**PROBLEM REQUIREMENTS**:
The task calls for each line of the records below in which the word "What" appears.

[Interface dataset entries]

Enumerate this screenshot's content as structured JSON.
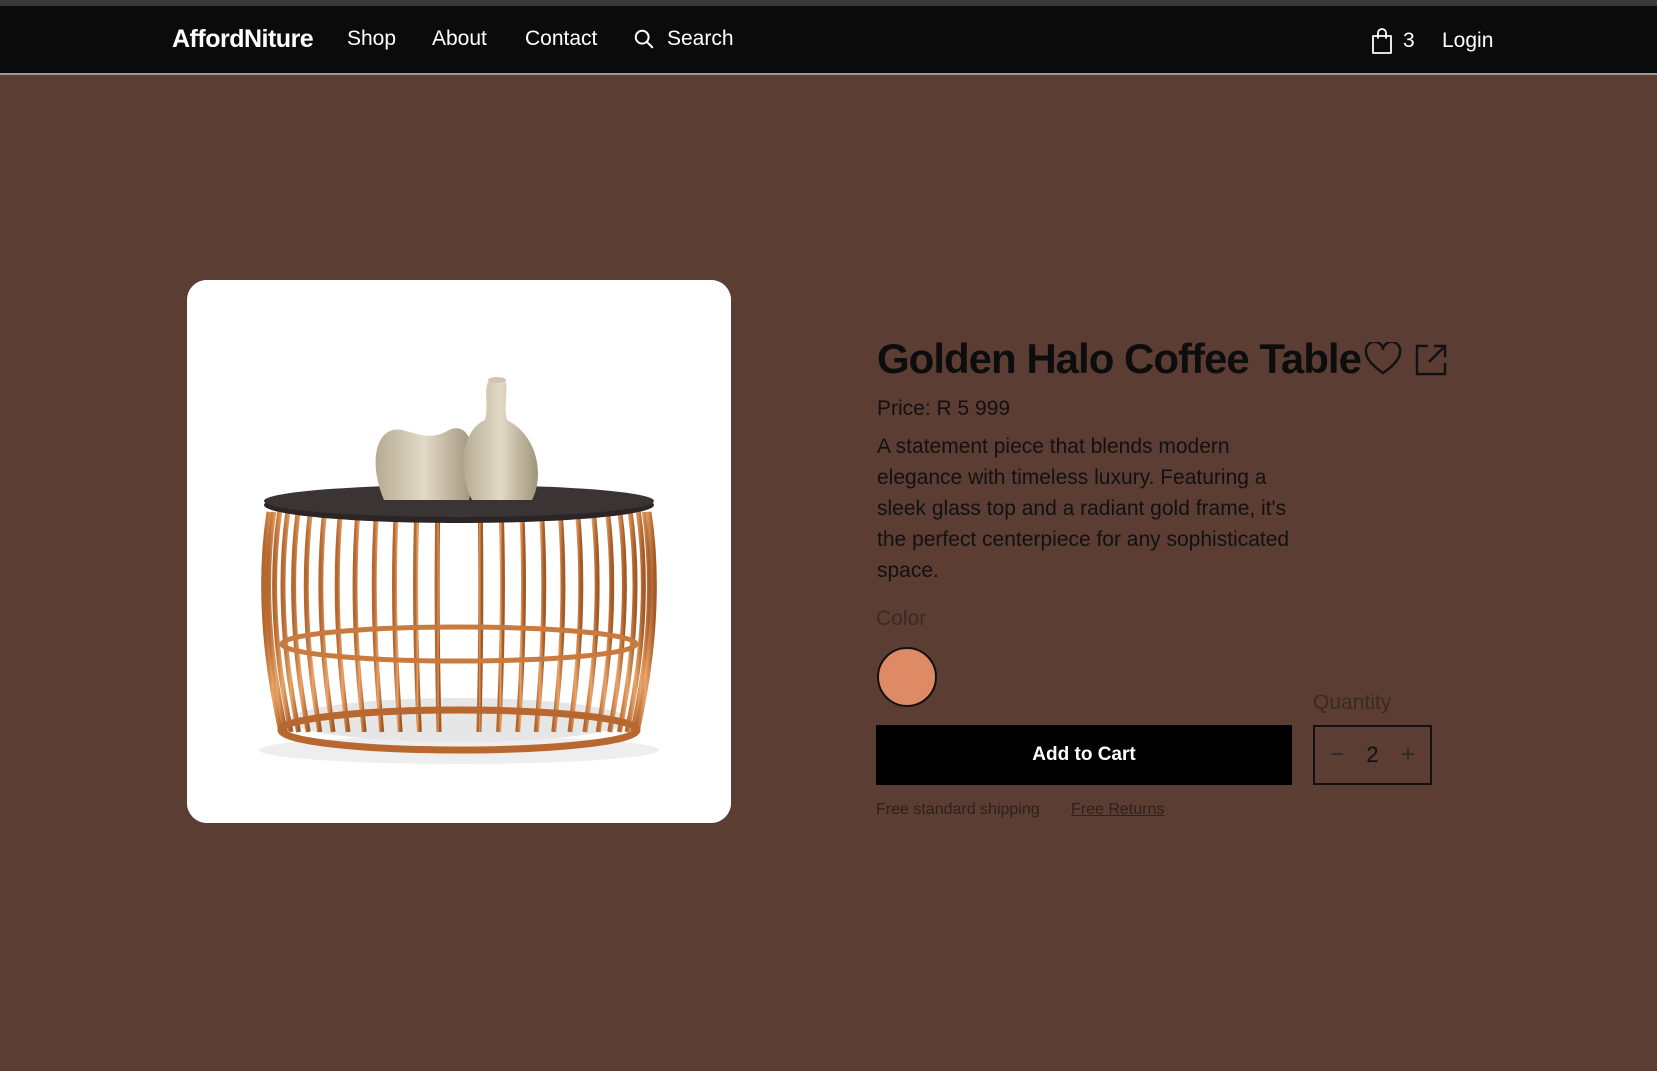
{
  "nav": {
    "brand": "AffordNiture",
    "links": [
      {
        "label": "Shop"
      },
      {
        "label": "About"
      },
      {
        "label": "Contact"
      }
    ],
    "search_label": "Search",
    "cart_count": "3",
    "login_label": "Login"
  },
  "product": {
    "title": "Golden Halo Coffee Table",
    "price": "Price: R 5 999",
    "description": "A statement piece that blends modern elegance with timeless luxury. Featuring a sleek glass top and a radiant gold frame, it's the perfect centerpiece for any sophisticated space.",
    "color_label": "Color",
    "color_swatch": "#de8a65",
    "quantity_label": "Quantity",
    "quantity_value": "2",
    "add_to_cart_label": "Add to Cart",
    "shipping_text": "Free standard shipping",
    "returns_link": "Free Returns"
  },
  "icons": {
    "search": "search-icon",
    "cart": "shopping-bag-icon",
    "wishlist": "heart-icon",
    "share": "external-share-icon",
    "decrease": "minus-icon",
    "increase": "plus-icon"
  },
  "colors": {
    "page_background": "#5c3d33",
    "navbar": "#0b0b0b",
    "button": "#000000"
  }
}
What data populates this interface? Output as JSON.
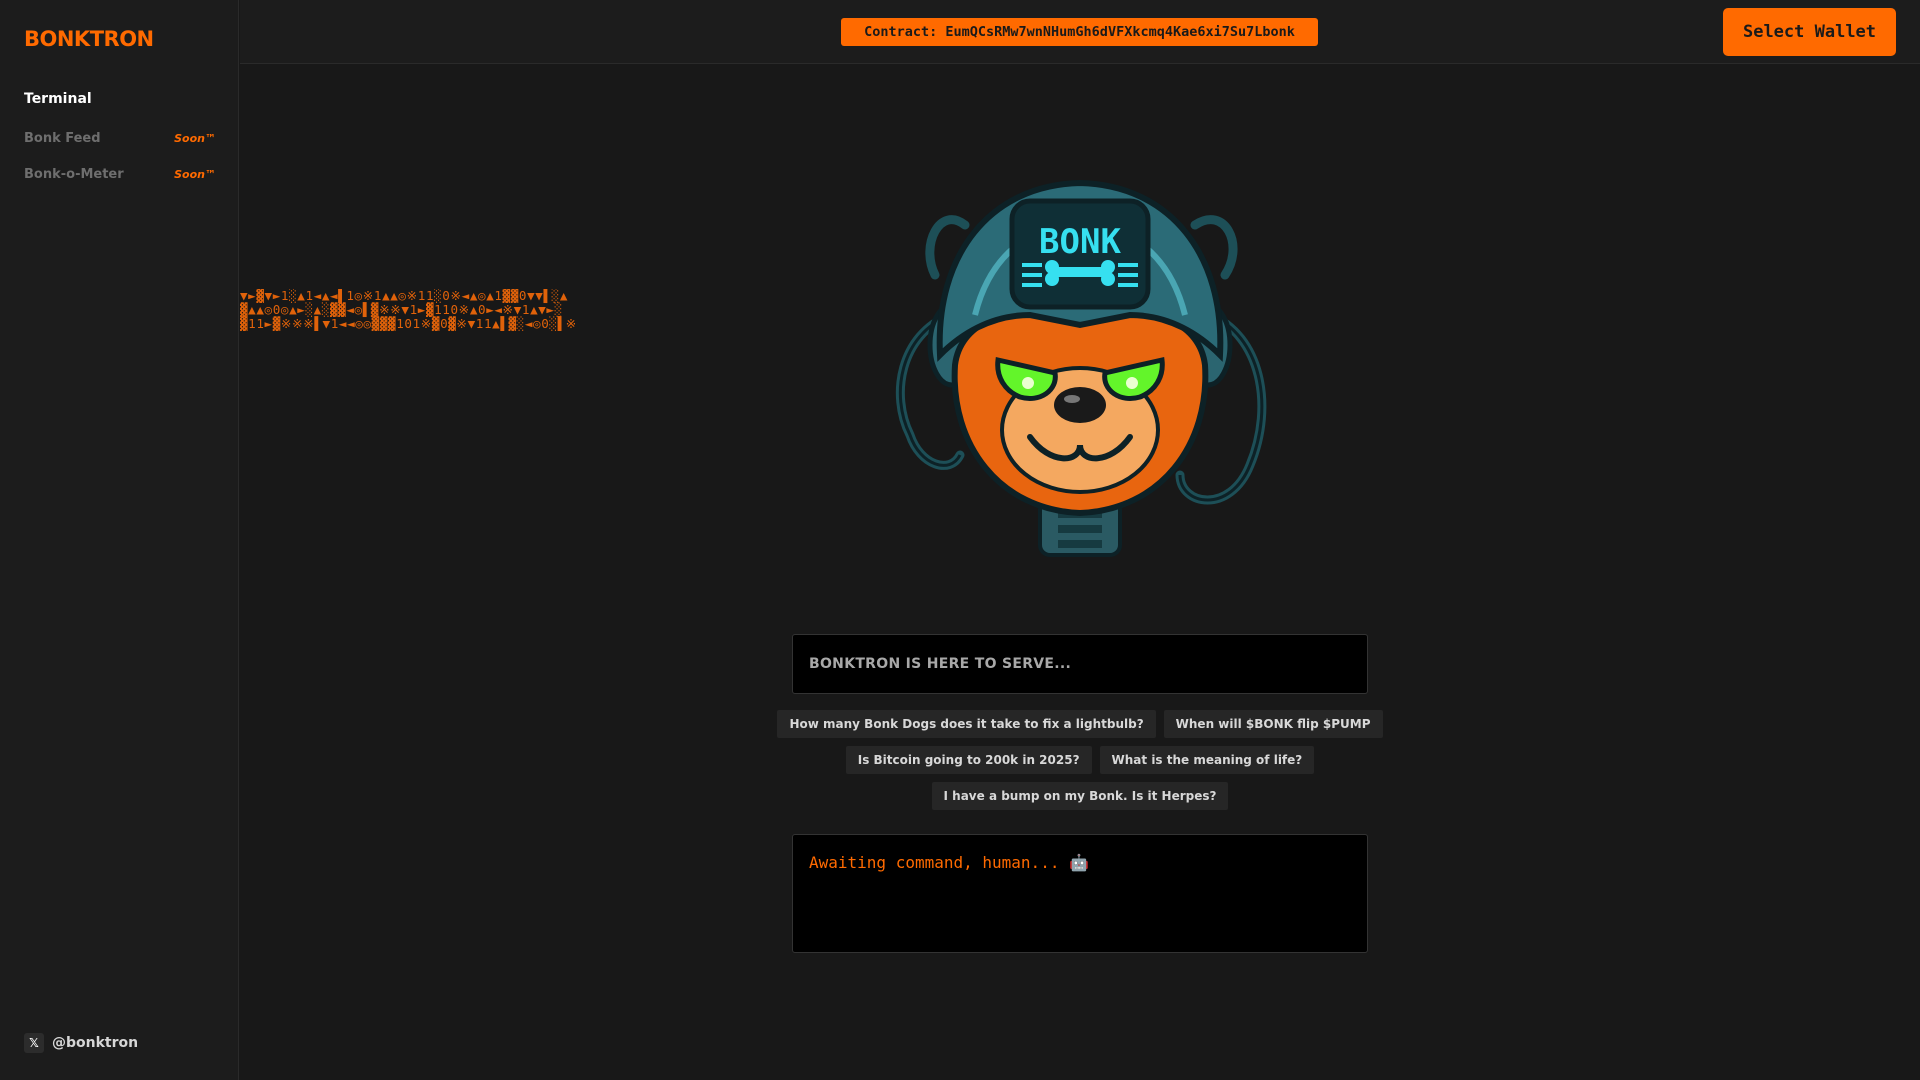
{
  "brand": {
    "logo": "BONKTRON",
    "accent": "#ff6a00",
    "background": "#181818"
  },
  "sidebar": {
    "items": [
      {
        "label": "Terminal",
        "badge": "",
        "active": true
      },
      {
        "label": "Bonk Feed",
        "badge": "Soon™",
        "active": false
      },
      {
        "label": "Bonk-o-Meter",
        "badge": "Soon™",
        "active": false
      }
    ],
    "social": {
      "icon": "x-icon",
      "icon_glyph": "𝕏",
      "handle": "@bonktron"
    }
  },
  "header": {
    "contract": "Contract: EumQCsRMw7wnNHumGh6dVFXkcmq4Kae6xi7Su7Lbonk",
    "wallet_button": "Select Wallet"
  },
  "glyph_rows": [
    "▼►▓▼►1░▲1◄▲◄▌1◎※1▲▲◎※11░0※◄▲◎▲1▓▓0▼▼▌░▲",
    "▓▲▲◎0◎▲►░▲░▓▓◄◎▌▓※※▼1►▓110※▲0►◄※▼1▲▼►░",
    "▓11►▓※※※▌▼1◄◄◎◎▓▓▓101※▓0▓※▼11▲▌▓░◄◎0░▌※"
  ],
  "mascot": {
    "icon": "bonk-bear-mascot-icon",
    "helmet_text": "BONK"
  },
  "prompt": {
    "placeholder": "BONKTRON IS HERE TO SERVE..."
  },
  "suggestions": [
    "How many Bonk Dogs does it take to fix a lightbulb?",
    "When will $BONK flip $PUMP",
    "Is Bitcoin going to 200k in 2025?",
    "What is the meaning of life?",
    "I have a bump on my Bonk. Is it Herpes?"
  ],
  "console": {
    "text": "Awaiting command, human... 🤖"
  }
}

**RESPONSE BOX**:
What data populates this interface? Output as JSON.
    "What is the meaning of life?",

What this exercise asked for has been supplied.